Finally, the researchers gave participants a set of job applications and employment records for a fictitious company. Each applicant had a different grade point average, college major, race, hometown, and hobby. Whether or not they were “hired” by the company (again, this is all fiction) depended only on the GPA and race, with some people getting hiring decisions that favored whites and others getting decisions that favored minorities. Participants were asked if they noticed anything unusual about the hiring patterns and whether they thought the company should be investigated.
To varying degrees, all of these experiments try to get at what the participants are paying attention to rather than what they think about their perceptions.
If you want to draw conclusions about the connections between beliefs and attention, you have to understand people’s beliefs.

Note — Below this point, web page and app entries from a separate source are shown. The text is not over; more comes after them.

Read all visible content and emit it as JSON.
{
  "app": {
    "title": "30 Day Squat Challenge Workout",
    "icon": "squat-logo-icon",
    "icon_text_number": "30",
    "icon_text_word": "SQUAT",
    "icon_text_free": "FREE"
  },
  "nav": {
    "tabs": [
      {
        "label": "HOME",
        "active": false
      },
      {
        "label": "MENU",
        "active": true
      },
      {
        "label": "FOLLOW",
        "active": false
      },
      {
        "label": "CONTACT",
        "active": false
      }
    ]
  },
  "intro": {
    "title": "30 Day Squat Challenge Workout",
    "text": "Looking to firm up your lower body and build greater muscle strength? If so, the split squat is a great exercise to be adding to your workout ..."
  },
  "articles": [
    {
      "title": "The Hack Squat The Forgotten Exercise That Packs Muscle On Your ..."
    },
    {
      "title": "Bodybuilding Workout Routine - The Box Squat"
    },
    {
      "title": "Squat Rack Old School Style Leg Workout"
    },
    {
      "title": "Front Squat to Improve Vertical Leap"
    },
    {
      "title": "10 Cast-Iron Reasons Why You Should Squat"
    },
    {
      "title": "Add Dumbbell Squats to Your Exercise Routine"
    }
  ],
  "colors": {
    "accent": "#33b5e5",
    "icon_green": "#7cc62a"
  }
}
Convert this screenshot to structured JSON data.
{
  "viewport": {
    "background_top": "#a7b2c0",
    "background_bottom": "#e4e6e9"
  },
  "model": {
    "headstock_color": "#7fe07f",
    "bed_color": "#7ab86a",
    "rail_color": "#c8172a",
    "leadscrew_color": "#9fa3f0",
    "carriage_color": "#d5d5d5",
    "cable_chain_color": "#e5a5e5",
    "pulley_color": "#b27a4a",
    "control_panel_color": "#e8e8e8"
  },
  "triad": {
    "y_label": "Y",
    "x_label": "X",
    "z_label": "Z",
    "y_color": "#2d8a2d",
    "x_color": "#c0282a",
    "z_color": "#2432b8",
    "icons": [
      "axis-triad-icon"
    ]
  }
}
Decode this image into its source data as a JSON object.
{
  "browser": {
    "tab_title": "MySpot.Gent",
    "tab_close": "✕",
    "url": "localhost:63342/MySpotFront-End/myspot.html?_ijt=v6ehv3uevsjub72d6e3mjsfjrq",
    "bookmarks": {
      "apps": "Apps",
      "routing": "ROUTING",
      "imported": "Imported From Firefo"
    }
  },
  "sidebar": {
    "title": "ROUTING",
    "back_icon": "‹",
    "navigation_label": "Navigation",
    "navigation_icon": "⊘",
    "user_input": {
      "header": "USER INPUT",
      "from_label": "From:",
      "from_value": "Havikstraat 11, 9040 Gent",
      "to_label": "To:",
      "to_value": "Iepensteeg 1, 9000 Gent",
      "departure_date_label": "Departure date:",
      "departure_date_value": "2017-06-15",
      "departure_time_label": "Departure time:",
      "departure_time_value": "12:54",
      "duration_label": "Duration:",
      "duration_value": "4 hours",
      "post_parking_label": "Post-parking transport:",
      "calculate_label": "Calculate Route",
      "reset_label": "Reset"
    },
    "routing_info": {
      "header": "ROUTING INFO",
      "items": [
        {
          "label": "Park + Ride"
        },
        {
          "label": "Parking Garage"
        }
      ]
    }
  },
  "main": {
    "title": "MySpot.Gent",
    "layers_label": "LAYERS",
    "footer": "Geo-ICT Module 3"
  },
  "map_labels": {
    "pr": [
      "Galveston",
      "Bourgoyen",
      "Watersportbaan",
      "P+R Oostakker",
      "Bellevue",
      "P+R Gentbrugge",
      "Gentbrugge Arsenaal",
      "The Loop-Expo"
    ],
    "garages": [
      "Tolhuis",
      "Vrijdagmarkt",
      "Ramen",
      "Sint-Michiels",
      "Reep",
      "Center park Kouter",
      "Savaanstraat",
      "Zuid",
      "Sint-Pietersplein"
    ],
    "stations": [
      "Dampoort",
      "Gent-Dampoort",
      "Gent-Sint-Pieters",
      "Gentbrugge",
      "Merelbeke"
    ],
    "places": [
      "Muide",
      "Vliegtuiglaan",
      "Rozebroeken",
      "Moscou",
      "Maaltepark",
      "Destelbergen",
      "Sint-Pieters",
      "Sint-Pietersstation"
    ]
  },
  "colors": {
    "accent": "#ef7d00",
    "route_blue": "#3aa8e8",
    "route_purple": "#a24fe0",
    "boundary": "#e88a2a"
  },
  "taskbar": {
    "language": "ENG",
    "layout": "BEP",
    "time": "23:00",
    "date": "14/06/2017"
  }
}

To do that, the researchers turned to a set of questions that measured what’s called social dominance orientation. That’s the tendency to accept or actively desire that some groups (generally white males) belong in a dominant position in society. People who score highly on social dominance orientation are more likely to be indifferent to inequalities that conform to their beliefs, since they view that hierarchy as the way things should be.
Although there was some difference between individual experiments, there was a clear trend. Those who were more egalitarian in their outlook were more likely to pick up on indications of inequality that disadvantaged minorities and women than those who scored high on social dominance orientation. There was no indication that egalitarians saw inequalities that didn’t exist—which might have shown up in the experiment involving pictures of money—just that they were more likely to pick up on it when it was there.
In a number of experiments, however, the inequality went against traditionally privileged groups, like males. Here, things were a bit more complicated; the gap between egalitarians and those who favored social dominance was much smaller. On the whole, egalitarians were somewhat less likely to notice these inequalities—and sometimes missed them entirely. By contrast, those who favor social dominance were somewhat more likely to notice these inequalities than they were those that disfavored less powerful groups. But in many cases, these differences weren’t statistically significant.
Overall, if you’re looking for a single explanation for why different groups in the US see the same society through different lenses, this isn’t it. The effects, while consistent, were relatively small and probably can’t explain the large divergence in perspectives within the US population. Of course, motivated reasoning still exists and will be layered on top of this effect outside of these experimental conditions, and the two combined could probably explain a lot.
In any case, the results do make clear that we can view the same thing but come away from it having seen different things, in part based on our ideological commitments. So even if someone is aware of our tendency toward motivated reasoning and tries to avoid it, there’s no guarantee they’ll come away with the same impression as someone with different ideological tendencies.